Using harmonics to tune your guitar allows you to better hear the difference between two oscillating sound waves and recognize when you get them exactly matched. This is a great technique to use when tuning by ear. Two different tones will produce and audible “wah-wah” sound. The shorter the interval between the “wah’s” the farther out of tune your strings are. Turn the tuning key slowly while listening to the wah-wahs. If the wave gets slower, your going the right way. Turn the key until you can no longer hear the oscillation. When you pluck the two strings together and don’t hear the wave, your strings are perfectly tuned to each other.

To use harmonics for tuning your guitar by ear, you will use the 5th and 7th frets to create the harmonics. Start with the low E string. You will tune all the other strings based on this string. Guitar strings are tuned to the notes E-A-D-G-B-E.

In this diagram each color represents a note. 

Blue = High ETuning diagram
Violet = B
Yellow = D
Green = A
Red = Low E

Pluck the two strings nearly at the same time so it is easier to compare the two tones.

To create the note for the 5th string, the A string, create the harmonic note by lightly placing your finger on the 6th string, at the 5th fret, and pluck to create the harmonic A note. To the same on the next string, pluck the 5th string at the 7th fret to create the same harmonic A note. You will want these two tones to be equal. Use the technique with the oscillating tones or “wah-wah” sound and turn your tuning key until your 5th string matches the 6th string.

Repeat this sequence for the rest of the strings with the exception of the 3rd string. This string will have to be plucked in the normal fashion because of the fact that it must be played on the 4th fret. A clear harmonic tone is more difficult to accomplish on this fret and you must use a different technique, so it’s easier to just use the normal tone. 

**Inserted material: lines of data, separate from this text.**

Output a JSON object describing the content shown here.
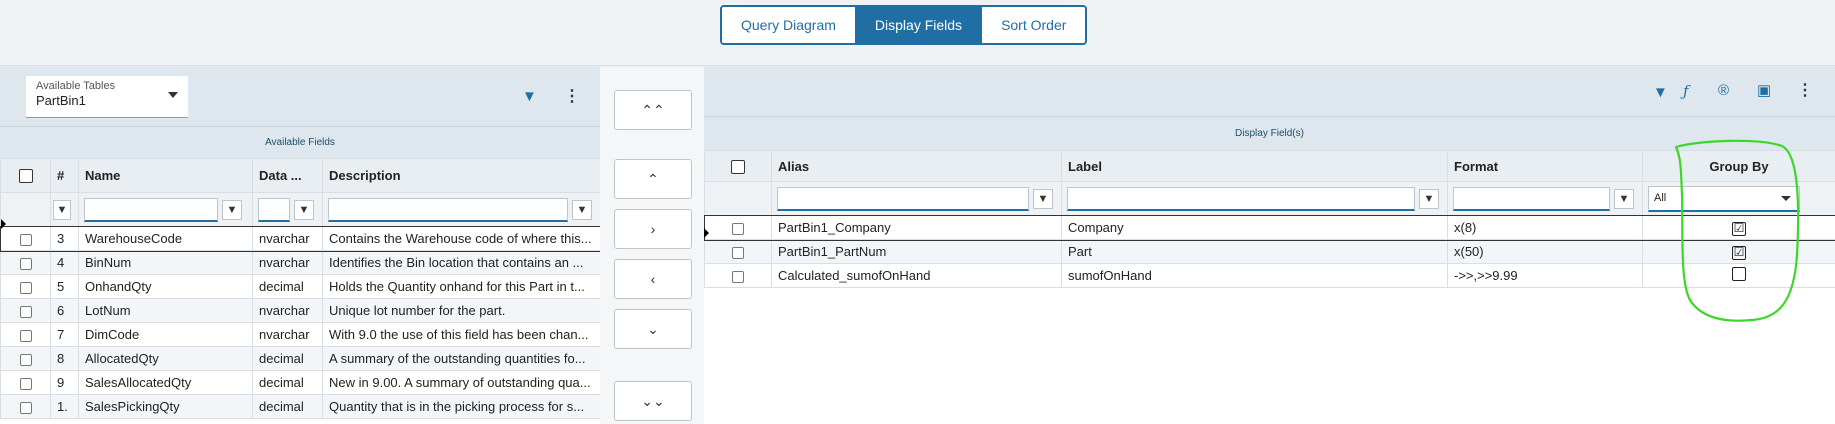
{
  "tabs": [
    "Query Diagram",
    "Display Fields",
    "Sort Order"
  ],
  "active_tab": 1,
  "left": {
    "selector_label": "Available Tables",
    "selector_value": "PartBin1",
    "section_title": "Available Fields",
    "columns": [
      "#",
      "Name",
      "Data ...",
      "Description"
    ],
    "rows": [
      {
        "num": "3",
        "name": "WarehouseCode",
        "type": "nvarchar",
        "desc": "Contains the Warehouse code of where this..."
      },
      {
        "num": "4",
        "name": "BinNum",
        "type": "nvarchar",
        "desc": "Identifies the Bin location that contains an ..."
      },
      {
        "num": "5",
        "name": "OnhandQty",
        "type": "decimal",
        "desc": "Holds the Quantity onhand for this Part in t..."
      },
      {
        "num": "6",
        "name": "LotNum",
        "type": "nvarchar",
        "desc": "Unique lot number for the part."
      },
      {
        "num": "7",
        "name": "DimCode",
        "type": "nvarchar",
        "desc": "With 9.0 the use of this field has been chan..."
      },
      {
        "num": "8",
        "name": "AllocatedQty",
        "type": "decimal",
        "desc": "A summary of the outstanding quantities fo..."
      },
      {
        "num": "9",
        "name": "SalesAllocatedQty",
        "type": "decimal",
        "desc": "New in 9.00. A summary of outstanding qua..."
      },
      {
        "num": "1.",
        "name": "SalesPickingQty",
        "type": "decimal",
        "desc": "Quantity that is in the picking process for s..."
      }
    ]
  },
  "middle_buttons": [
    "«",
    "‹",
    "›",
    "‹",
    "‹",
    "«"
  ],
  "right": {
    "section_title": "Display Field(s)",
    "columns": [
      "Alias",
      "Label",
      "Format",
      "Group By"
    ],
    "group_filter": "All",
    "rows": [
      {
        "alias": "PartBin1_Company",
        "label": "Company",
        "format": "x(8)",
        "group": "☑"
      },
      {
        "alias": "PartBin1_PartNum",
        "label": "Part",
        "format": "x(50)",
        "group": "☑"
      },
      {
        "alias": "Calculated_sumofOnHand",
        "label": "sumofOnHand",
        "format": "->>,>>9.99",
        "group": ""
      }
    ]
  },
  "icons": {
    "filter": "filter-icon",
    "more": "kebab-icon",
    "function": "function-icon",
    "registered": "r-icon",
    "layout": "layout-icon"
  },
  "colors": {
    "accent": "#1f6fa5",
    "annotation": "#3fd62b"
  }
}
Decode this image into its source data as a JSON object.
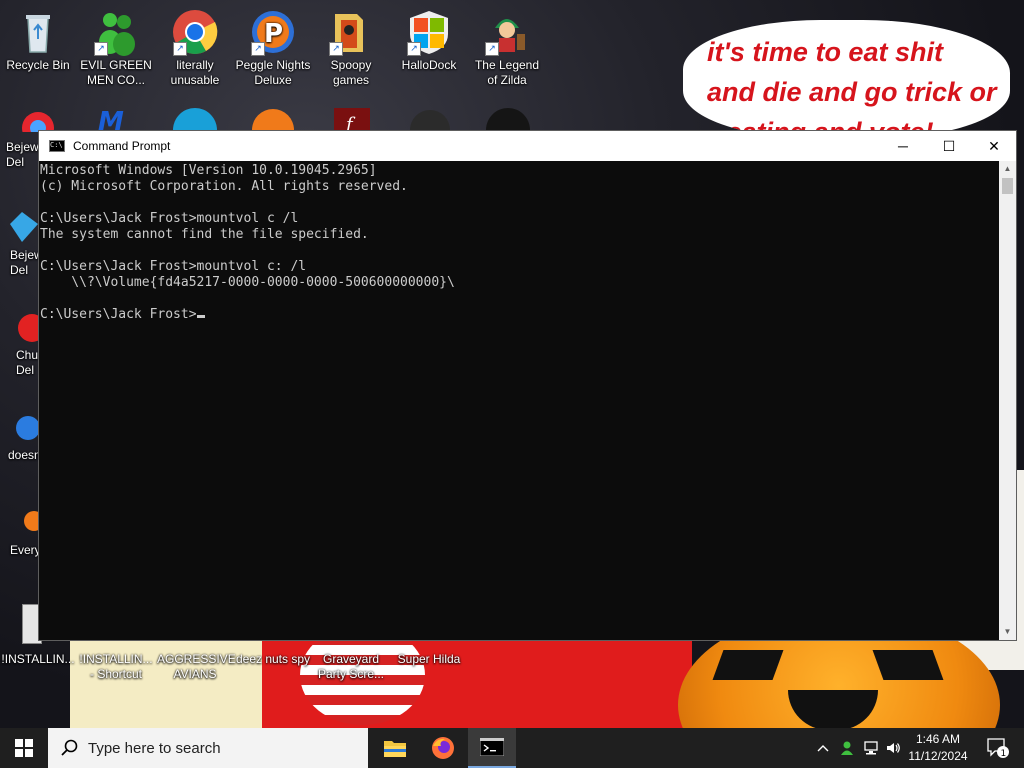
{
  "desktop": {
    "wallpaper_text": "it's time to eat shit and die and go trick or treating and vote!",
    "icons_top": [
      {
        "label": "Recycle Bin"
      },
      {
        "label": "EVIL GREEN MEN CO..."
      },
      {
        "label": "literally unusable"
      },
      {
        "label": "Peggle Nights Deluxe"
      },
      {
        "label": "Spoopy games"
      },
      {
        "label": "HalloDock"
      },
      {
        "label": "The Legend of Zilda"
      }
    ],
    "icons_left": [
      {
        "label": "Bejew Del"
      },
      {
        "label": "Bejew Del"
      },
      {
        "label": "Chu Del"
      },
      {
        "label": "doesn"
      },
      {
        "label": "Every"
      }
    ],
    "icons_bottom": [
      {
        "label": "!INSTALLIN..."
      },
      {
        "label": "!INSTALLIN... - Shortcut"
      },
      {
        "label": "AGGRESSIVE AVIANS"
      },
      {
        "label": "deez nuts spy"
      },
      {
        "label": "Graveyard Party Scre..."
      },
      {
        "label": "Super Hilda"
      }
    ]
  },
  "cmd": {
    "title": "Command Prompt",
    "lines": [
      "Microsoft Windows [Version 10.0.19045.2965]",
      "(c) Microsoft Corporation. All rights reserved.",
      "",
      "C:\\Users\\Jack Frost>mountvol c /l",
      "The system cannot find the file specified.",
      "",
      "C:\\Users\\Jack Frost>mountvol c: /l",
      "    \\\\?\\Volume{fd4a5217-0000-0000-0000-500600000000}\\",
      ""
    ],
    "prompt": "C:\\Users\\Jack Frost>",
    "minimize": "─",
    "maximize": "☐",
    "close": "✕"
  },
  "taskbar": {
    "search_placeholder": "Type here to search",
    "time": "1:46 AM",
    "date": "11/12/2024",
    "notification_count": "1"
  },
  "colors": {
    "console_bg": "#0c0c0c",
    "console_fg": "#cccccc",
    "taskbar_bg": "#1f1f1f"
  }
}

Playing harmonics takes a little practice but once mastered it is an excellent method to use when tuning your guitar by ear.